Sonic booms are the audible effects of shock waves caused by matter moving faster than the speed of sound - approximately 761 MPH at sea level at 59 °F (1,224 KPH @ 15 °C) – through the atmosphere. In this case, the types of “matter” are various supersonic military aircraft that may include the US Air force F-16, F/A-18, F-22, and F-35 fighter jets as well as NASA’s F-5A and F-15B Shaped Sonic Boom Demonstrator jets. These otherwise exotic aircraft are common to the airspace above the Mojave Desert. Over the course of 18 months, from 2005 - 2007, I recorded all of the sonic boom events that occurred as a result of this routine shattering of the sound barrier in the airspace above, labeled by the US Air Force as the R-2508 Special Use Airspace Complex. The equipment array installed was calibrated to autonomously monitor and record any sound above an established decibel threshold, filtering out long moments of (perceived) silence and / or low volume sounds, natural and man-made. The result is an "inverse noise gate". A noise gate being an acoustical engineering term for a device or application which controls, limits the loud volume spikes or peaks of an audio signal. By inverting this filter, my recordings retain the abrupt and loud sounds, thereby capturing the elusive sonic boom-scape of this singularly militarized, supersonic airspace, the largest and most active of its kind in the world.

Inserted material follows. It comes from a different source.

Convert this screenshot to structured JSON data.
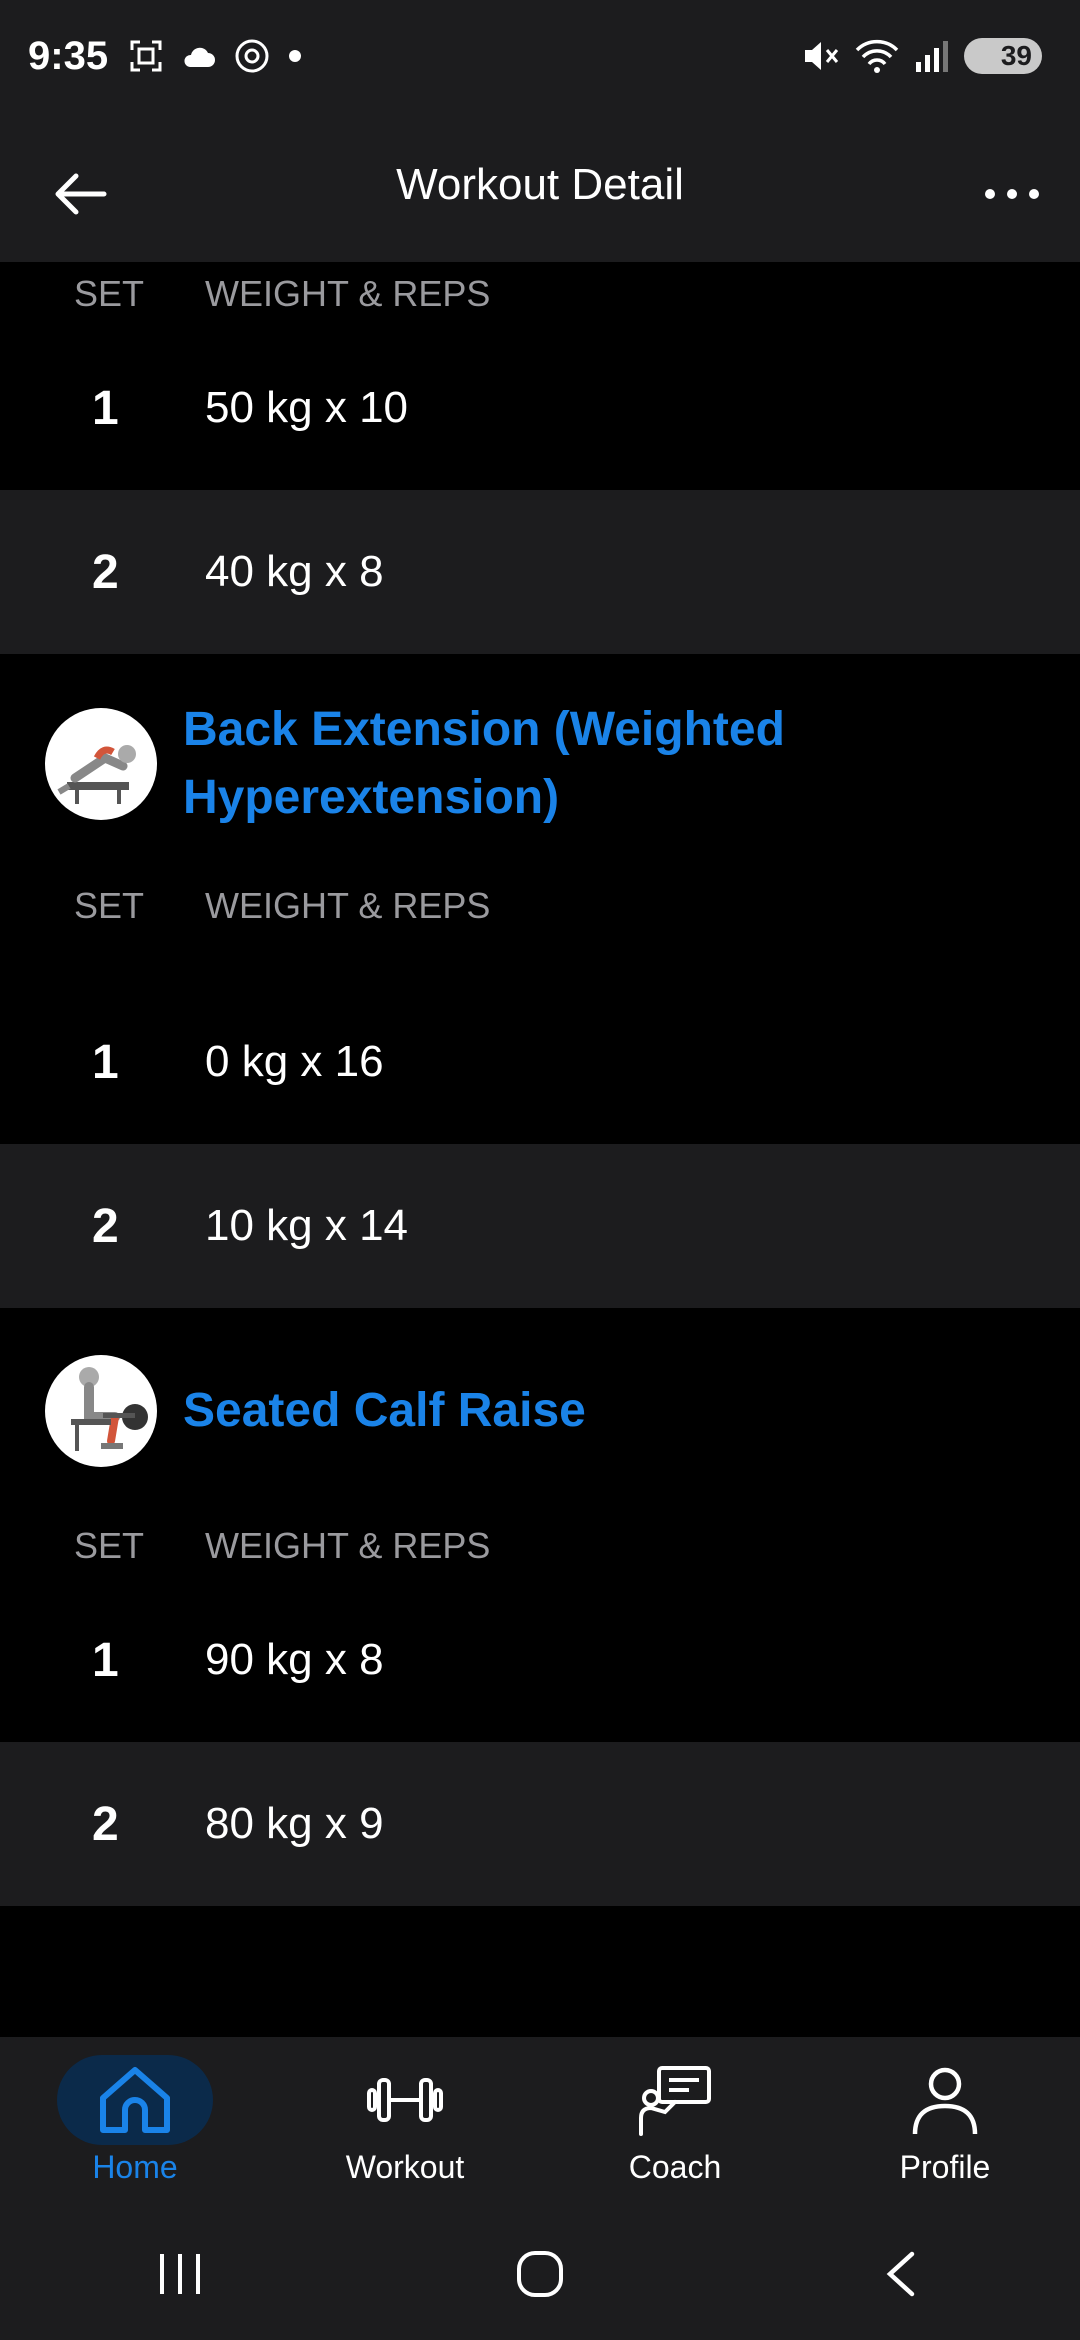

These recordings have been exhibited as part of two collaborative installations with SIMPARCH: Gloom & Doom I (Center For Contemporary Art, Cincinnati, OH, May - October 2006) and Gloom & Doom II (Weston Art Gallery, Cincinnati, May - July 2006) where an anechoic "boom chamber" was constructed in the form of a two-story plywood "house", a direct reference to the test-homes NASA and the US Air Force built in the 1950s on a dry lake bed at Edwards AFB. These test homes had embedded microphones and seismometers to detect shockwave impact and structural damage.

As of May 2012, a playback of select booms and incidental desert ambiance is being exhibited indefinitely at the CLUI Desert Research Station in the recently activated Sonic Boom Containment Vessel.

see also:
Sonic Boom Containment Vessel
Gloom & Doom I
Gloom & Doom II

An installation featuring a listening station and descriptive poster was exhibited in the group show Aural Indicators at the Contemporary Conflict Institute in Troy, New York, March-May 2010.
An updated iteration of this audio/didactic poster installation, but including a large format (40x80 inch) print was shown in the group show Ecotone at the Actual Size gallery in Los Angeles, March-April 2014.

A short composition of select booms was exhibited in the group show Zeigen: An Audio Tour through Berlin at the Temporäre Kunsthalle Berlin, December 2009 - January 2010.